As suggested by the image of the author’s clasped hands which appears as the frontispiece of this elegantly designed book—Rehm’s third, and Flood Edition’s premier release—the poems in Gone to Earth are aligned with prayer even as they express uncertainty about how to believe. Unadorned (even of punctuation), the poems question and worry; they dialogue with each other inside the brain of a speaker who, like Dickinson’s, feels her thoughts—they stalk the planks in heavy boots, they have a weight in sense if not in bulk. A New York–based poet whose 1994 To Give it Up won the National Poetry Series award, Rehm renders here the isolation of urban disquiet: “Your business in this world / Your nakedness and terror / / Your sanctity remains / the crucial battle / / Dearly beyond / we are scattered here today / / amongst commodities.” The battle for sanctity waging in the mind of one wandering the desolate field of industrial and social wreckage has at stake not only spiritual well-being but also a desire for transcendence through love for the other: “I dream of no heaven / except one on the hillsides / / Ascending / / Where the fire is / in your eyes / / Unceasingly beheld / by mine.” Rehm maintains a “superstitious regard for salvation / and the soul,” but looks not skyward for redemption. She shows us the essential act of paying attention to the earth we are able to carry in our hands; earth which stands below us just as thought and doubt occur in dark places below our casual interactions. “There are stories / in order to make / heaven / unlike the other fragments / that have come down to us.” Grounded, urgent, quivering bravely in what is unknowable, and devotional to their own anxieties and passions, the poems in Gone to Earth represent what is most genuine, generous, and scrupulously crafted in the best of our young American poetry.

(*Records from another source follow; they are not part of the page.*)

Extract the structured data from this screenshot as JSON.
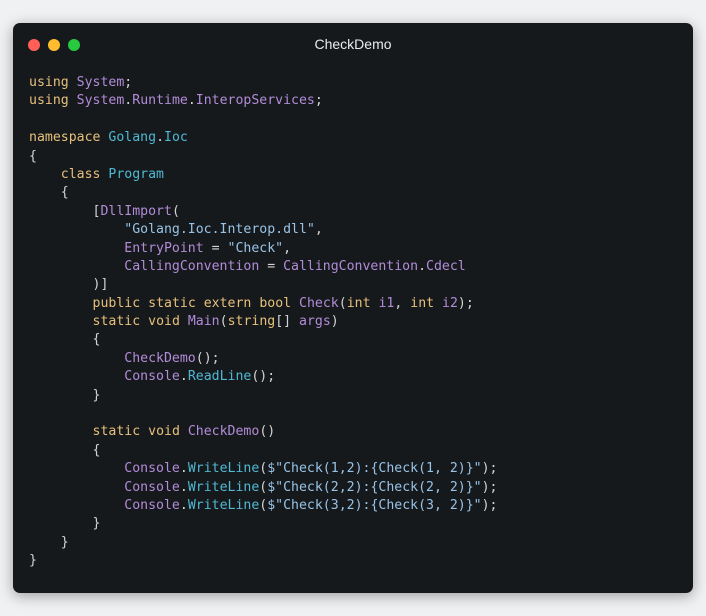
{
  "window": {
    "title": "CheckDemo",
    "colors": {
      "background": "#16191c",
      "close": "#ff5f57",
      "minimize": "#febc2e",
      "maximize": "#28c840"
    }
  },
  "code": {
    "lines": [
      [
        [
          "kw",
          "using"
        ],
        [
          "pl",
          " "
        ],
        [
          "ty",
          "System"
        ],
        [
          "pl",
          ";"
        ]
      ],
      [
        [
          "kw",
          "using"
        ],
        [
          "pl",
          " "
        ],
        [
          "ty",
          "System"
        ],
        [
          "pl",
          "."
        ],
        [
          "ty",
          "Runtime"
        ],
        [
          "pl",
          "."
        ],
        [
          "ty",
          "InteropServices"
        ],
        [
          "pl",
          ";"
        ]
      ],
      [],
      [
        [
          "kw",
          "namespace"
        ],
        [
          "pl",
          " "
        ],
        [
          "fn",
          "Golang"
        ],
        [
          "pl",
          "."
        ],
        [
          "fn",
          "Ioc"
        ]
      ],
      [
        [
          "pl",
          "{"
        ]
      ],
      [
        [
          "pl",
          "    "
        ],
        [
          "kw",
          "class"
        ],
        [
          "pl",
          " "
        ],
        [
          "fn",
          "Program"
        ]
      ],
      [
        [
          "pl",
          "    {"
        ]
      ],
      [
        [
          "pl",
          "        ["
        ],
        [
          "ty",
          "DllImport"
        ],
        [
          "pl",
          "("
        ]
      ],
      [
        [
          "pl",
          "            "
        ],
        [
          "st",
          "\"Golang.Ioc.Interop.dll\""
        ],
        [
          "pl",
          ","
        ]
      ],
      [
        [
          "pl",
          "            "
        ],
        [
          "ty",
          "EntryPoint"
        ],
        [
          "pl",
          " = "
        ],
        [
          "st",
          "\"Check\""
        ],
        [
          "pl",
          ","
        ]
      ],
      [
        [
          "pl",
          "            "
        ],
        [
          "ty",
          "CallingConvention"
        ],
        [
          "pl",
          " = "
        ],
        [
          "ty",
          "CallingConvention"
        ],
        [
          "pl",
          "."
        ],
        [
          "ty",
          "Cdecl"
        ]
      ],
      [
        [
          "pl",
          "        )]"
        ]
      ],
      [
        [
          "pl",
          "        "
        ],
        [
          "kw",
          "public"
        ],
        [
          "pl",
          " "
        ],
        [
          "kw",
          "static"
        ],
        [
          "pl",
          " "
        ],
        [
          "kw",
          "extern"
        ],
        [
          "pl",
          " "
        ],
        [
          "kw",
          "bool"
        ],
        [
          "pl",
          " "
        ],
        [
          "ty",
          "Check"
        ],
        [
          "pl",
          "("
        ],
        [
          "kw",
          "int"
        ],
        [
          "pl",
          " "
        ],
        [
          "ty",
          "i1"
        ],
        [
          "pl",
          ", "
        ],
        [
          "kw",
          "int"
        ],
        [
          "pl",
          " "
        ],
        [
          "ty",
          "i2"
        ],
        [
          "pl",
          ");"
        ]
      ],
      [
        [
          "pl",
          "        "
        ],
        [
          "kw",
          "static"
        ],
        [
          "pl",
          " "
        ],
        [
          "kw",
          "void"
        ],
        [
          "pl",
          " "
        ],
        [
          "ty",
          "Main"
        ],
        [
          "pl",
          "("
        ],
        [
          "kw",
          "string"
        ],
        [
          "pl",
          "[] "
        ],
        [
          "ty",
          "args"
        ],
        [
          "pl",
          ")"
        ]
      ],
      [
        [
          "pl",
          "        {"
        ]
      ],
      [
        [
          "pl",
          "            "
        ],
        [
          "ty",
          "CheckDemo"
        ],
        [
          "pl",
          "();"
        ]
      ],
      [
        [
          "pl",
          "            "
        ],
        [
          "ty",
          "Console"
        ],
        [
          "pl",
          "."
        ],
        [
          "fn",
          "ReadLine"
        ],
        [
          "pl",
          "();"
        ]
      ],
      [
        [
          "pl",
          "        }"
        ]
      ],
      [],
      [
        [
          "pl",
          "        "
        ],
        [
          "kw",
          "static"
        ],
        [
          "pl",
          " "
        ],
        [
          "kw",
          "void"
        ],
        [
          "pl",
          " "
        ],
        [
          "ty",
          "CheckDemo"
        ],
        [
          "pl",
          "()"
        ]
      ],
      [
        [
          "pl",
          "        {"
        ]
      ],
      [
        [
          "pl",
          "            "
        ],
        [
          "ty",
          "Console"
        ],
        [
          "pl",
          "."
        ],
        [
          "fn",
          "WriteLine"
        ],
        [
          "pl",
          "("
        ],
        [
          "st",
          "$\"Check(1,2):{Check(1, 2)}\""
        ],
        [
          "pl",
          ");"
        ]
      ],
      [
        [
          "pl",
          "            "
        ],
        [
          "ty",
          "Console"
        ],
        [
          "pl",
          "."
        ],
        [
          "fn",
          "WriteLine"
        ],
        [
          "pl",
          "("
        ],
        [
          "st",
          "$\"Check(2,2):{Check(2, 2)}\""
        ],
        [
          "pl",
          ");"
        ]
      ],
      [
        [
          "pl",
          "            "
        ],
        [
          "ty",
          "Console"
        ],
        [
          "pl",
          "."
        ],
        [
          "fn",
          "WriteLine"
        ],
        [
          "pl",
          "("
        ],
        [
          "st",
          "$\"Check(3,2):{Check(3, 2)}\""
        ],
        [
          "pl",
          ");"
        ]
      ],
      [
        [
          "pl",
          "        }"
        ]
      ],
      [
        [
          "pl",
          "    }"
        ]
      ],
      [
        [
          "pl",
          "}"
        ]
      ]
    ]
  }
}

A Short History of the Shadow
Farrar, Straus and Giroux, $20 (cloth)
“The iconic book in my life, the work toward which all my work has aspired, is the Confessions of St. Augustine,” says Charles Wright. “It is that kind of autobiography, in a more temporal—though no less spiritual—sense . . . that my poems want to describe.” Wright’s fifteenth book, A Short History of the Shadow, conveys this mix of the spiritual and the temporal—or more clearly, the sense of the spiritual or divine in the temporal, the unseen in the seen—whether in the landscape of Italy or in his home base of Charlottesville, Virginia. Wright has not shifted gears abruptly in recent volumes but rather continued the conversation, moved the “journey along,” generally jump-starting his poems with a simple image or observation, asking the questions, often without assuming that there are answers: “What can I possibly see back here that I haven’t seen before / Is landscape, like God, a Heraclitean river? Is language a night flight and sea-change?” Although wonderfully insouciant images—“April’s agnostic and nickel-plated skin deep, / Glitter and bead spangle, haute couture, / The world its runway, slink-step and glide”—occasionally play off against understated jazz riffs, the overall tone of A Short History is quiet, meditative, reflecting a subtle evolution in Wright’s work. He is further along into “late middle age,” and the volume, characterized by Wright’s meticulously crafted lines and signature prosodic sense contemplates the urgency of time. Wright’s heightened use of anaphora in poems such as “Charlottesville Nocturne” or the powerful “Night Rider” momentarily suggest the poem as prayer, while other poems simultaneously imply that it is “a kind of believing without belief that we believe in.” Yet as Wright concludes in “Body and Soul,” language, poetry itself, may point the way”: “I used to think the power of words was inexhaustible / . . . / That words were the Word, / That language could lead us inexplicably to grace / . . . / I used to think these things when I was young / I still do.”